With words as beautiful as: ‘Kidhre guhri kidhre madham bareek hai, zindagi tan ek vingi tedhi leek hai...’ (Life is like a zig-zag line alternating into thin and bold shapes) begins Iqbal Singh Dhillon’s book of poems in Punjabi, Jagdey Deevey, released in the city on August 17.
An anthology of Punjabi ghazals penned by Dhillon, Jagdey Deevey follows his two other books of Punjabi poems, Sapp Di Kunj and Dhupp Sunheri. Dhillon, a master’s in English who retired as a professor of English after serving in colleges affiliated to Panjab University (PU) from 1968 to 1978, also served as the head of department and director, youth welfare, PU, from 1978 to 2005. A versatile writer, he has to his credit three books in English too: Folk Dances of Punjab (2002), Victory Over Snoring (2007) and Folk Dances of the North (co-author Rajpal Singh).
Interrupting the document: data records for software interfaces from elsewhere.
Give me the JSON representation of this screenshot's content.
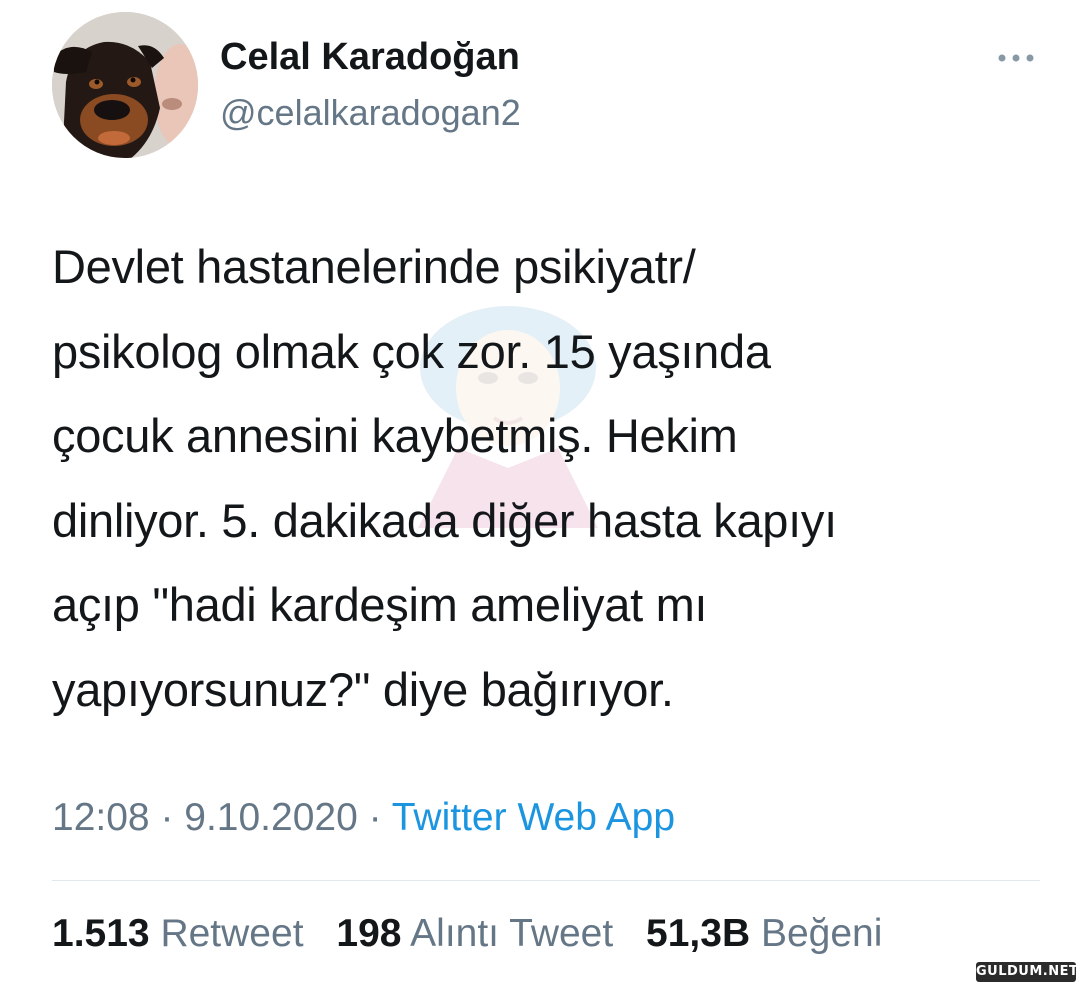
{
  "author": {
    "display_name": "Celal Karadoğan",
    "handle": "@celalkaradogan2",
    "avatar_icon": "dog-avatar"
  },
  "more_icon": "more-horizontal-icon",
  "tweet": {
    "text": "Devlet hastanelerinde psikiyatr/\npsikolog olmak çok zor. 15 yaşında\nçocuk annesini kaybetmiş. Hekim\ndinliyor. 5. dakikada diğer hasta kapıyı\naçıp \"hadi kardeşim ameliyat mı\nyapıyorsunuz?\" diye bağırıyor."
  },
  "meta": {
    "time": "12:08",
    "separator": " · ",
    "date": "9.10.2020",
    "source": "Twitter Web App"
  },
  "stats": {
    "retweets_count": "1.513",
    "retweets_label": "Retweet",
    "quotes_count": "198",
    "quotes_label": "Alıntı Tweet",
    "likes_count": "51,3B",
    "likes_label": "Beğeni"
  },
  "watermark": "GULDUM.NET",
  "colors": {
    "text_primary": "#14171a",
    "text_secondary": "#657786",
    "link": "#1b95e0",
    "divider": "#e1e8ed"
  }
}
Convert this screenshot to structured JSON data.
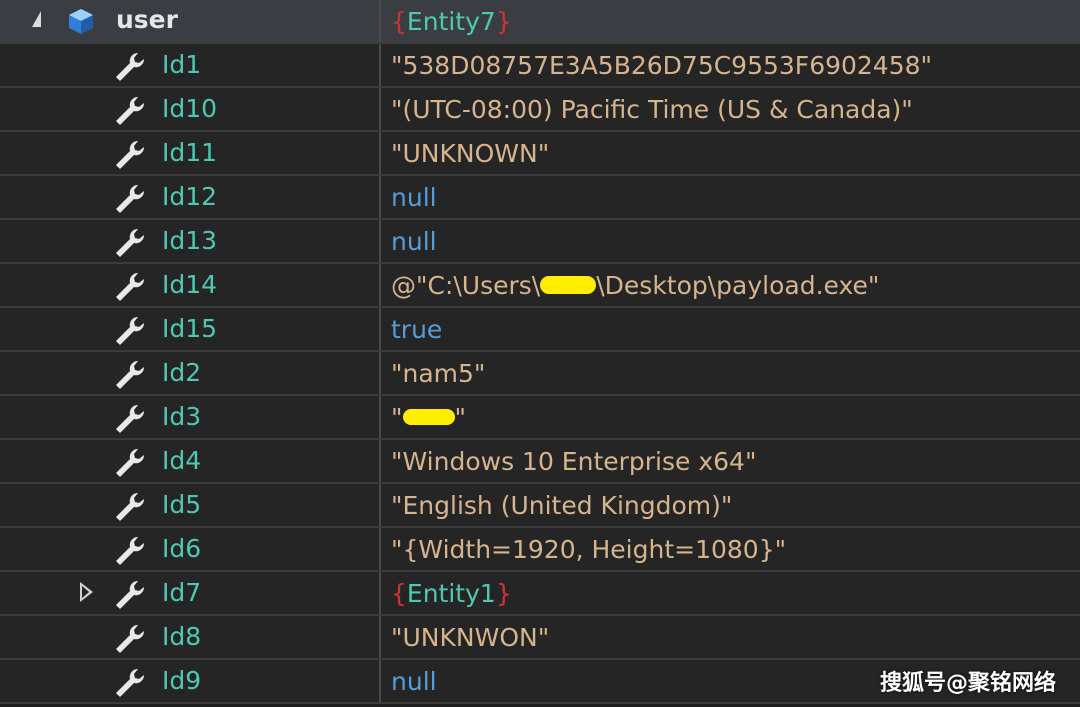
{
  "header": {
    "name": "user",
    "value_open": "{",
    "value_type": "Entity7",
    "value_close": "}"
  },
  "rows": [
    {
      "name": "Id1",
      "value": "\"538D08757E3A5B26D75C9553F6902458\""
    },
    {
      "name": "Id10",
      "value": "\"(UTC-08:00) Pacific Time (US & Canada)\""
    },
    {
      "name": "Id11",
      "value": "\"UNKNOWN\""
    },
    {
      "name": "Id12",
      "value": "null"
    },
    {
      "name": "Id13",
      "value": "null"
    },
    {
      "name": "Id14",
      "value_prefix": "@\"C:\\Users\\",
      "value_suffix": "\\Desktop\\payload.exe\""
    },
    {
      "name": "Id15",
      "value": "true"
    },
    {
      "name": "Id2",
      "value": "\"nam5\""
    },
    {
      "name": "Id3",
      "value_prefix": "\"",
      "value_suffix": "\""
    },
    {
      "name": "Id4",
      "value": "\"Windows 10 Enterprise x64\""
    },
    {
      "name": "Id5",
      "value": "\"English (United Kingdom)\""
    },
    {
      "name": "Id6",
      "value": "\"{Width=1920, Height=1080}\""
    },
    {
      "name": "Id7",
      "value_open": "{",
      "value_type": "Entity1",
      "value_close": "}"
    },
    {
      "name": "Id8",
      "value": "\"UNKNWON\""
    },
    {
      "name": "Id9",
      "value": "null"
    }
  ],
  "watermark": "搜狐号@聚铭网络",
  "colors": {
    "property_name": "#4ec9b0",
    "string_value": "#d6b48d",
    "keyword_value": "#569cd6",
    "brace": "#d0303a",
    "redaction": "#ffee00"
  },
  "icons": [
    "collapse-arrow-icon",
    "object-icon",
    "wrench-icon",
    "expand-arrow-icon"
  ]
}
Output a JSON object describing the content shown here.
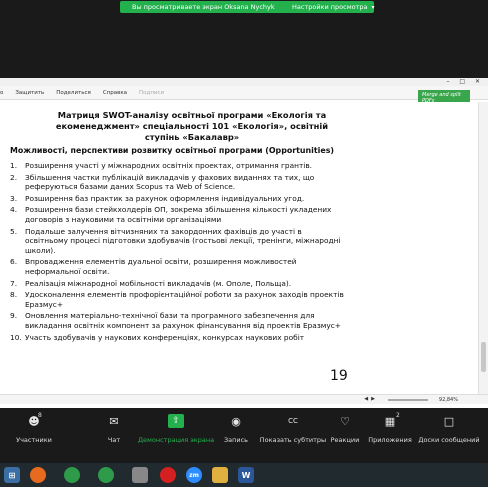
{
  "banner": {
    "sharing_message": "Вы просматриваете экран Oksana Nychyk",
    "view_options": "Настройки просмотра"
  },
  "viewer": {
    "menu": [
      "о",
      "Защитить",
      "Поделиться",
      "Справка",
      "Подписи"
    ],
    "promo": "Merge and split PDFs",
    "status_zoom": "92,84%"
  },
  "document": {
    "title": "Матриця SWOT-аналізу освітньої програми «Екологія та екоменеджмент» спеціальності 101 «Екологія», освітній ступінь «Бакалавр»",
    "subtitle": "Можливості, перспективи розвитку освітньої програми (Opportunities)",
    "items": [
      {
        "n": "1.",
        "text": "Розширення участі у міжнародних освітніх проектах, отримання грантів."
      },
      {
        "n": "2.",
        "text": "Збільшення частки публікацій викладачів у фахових виданнях та тих,  що реферуються базами даних Scopus та Web of Science."
      },
      {
        "n": "3.",
        "text": "Розширення баз практик за рахунок оформлення індивідуальних угод."
      },
      {
        "n": "4.",
        "text": "Розширення бази стейкхолдерів ОП, зокрема збільшення кількості укладених договорів з науковими та освітніми організаціями"
      },
      {
        "n": "5.",
        "text": "Подальше залучення вітчизняних та закордонних фахівців до участі  в освітньому процесі підготовки здобувачів (гостьові лекції, тренінги, міжнародні школи)."
      },
      {
        "n": "6.",
        "text": "Впровадження елементів дуальної освіти, розширення можливостей неформальної освіти."
      },
      {
        "n": "7.",
        "text": "Реалізація міжнародної мобільності викладачів (м. Ополе, Польща)."
      },
      {
        "n": "8.",
        "text": "Удосконалення елементів профорієнтаційної роботи за рахунок заходів проектів Еразмус+"
      },
      {
        "n": "9.",
        "text": "Оновлення  матеріально-технічної бази та програмного забезпечення для викладання освітніх компонент за рахунок фінансування від проектів Еразмус+"
      },
      {
        "n": "10.",
        "text": "Участь здобувачів у наукових конференціях, конкурсах наукових робіт"
      }
    ],
    "slide_number": "19"
  },
  "zoom_bar": {
    "participants_label": "Участники",
    "participants_count": "8",
    "chat_label": "Чат",
    "share_label": "Демонстрация экрана",
    "record_label": "Запись",
    "captions_label": "Показать субтитры",
    "reactions_label": "Реакции",
    "apps_label": "Приложения",
    "whiteboard_label": "Доски сообщений",
    "apps_count": "2"
  },
  "colors": {
    "zoom_green": "#23b14d",
    "taskbar": "#202a2f"
  }
}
About his love for Punjabi poetry, Dhillon says, “Ever since I was a child, I was inclined towards reading poetry. It was in the ’70s that I started taking my passion seriously, after which I wrote two books of poems.”
“The book Jagdey Deevey includes 82 ghazal compositions that lay bare the emotional crisis that man has always been involved in, especially in the modern turbulent milieu replete with worries. As a poet, I have also drawn hints for the youth to help them find a way out of the tensions from their lives. They only need to change their attitude a bit and follow the right path, which is usually hard too.”
Dhillon explains the technique used in his poems and says, “My book is based on the Punjabi phonological verse technique that has been discovered and documented by me in my previous books. A brief account of this technique is given in the appendix of the book so that the reader can consult it in order to interpret the symbols used while expressing ‘bahar’ of each ghazal.”
For him, “poetry is a way to express emotions, which are born out of experiences.” “Scenarios, from our past till the present travel with us. In this book, I have talked about today’s complex and stressful scene,” adds the philosopher, signing off with one of his ghazals, “‘Mera hai aakash, mai aakash vich hovanga. Evein mitti, agg, paani, paunan cho na tolna.’” (Out of the five elements of human existence, my abode will be the space after I depart).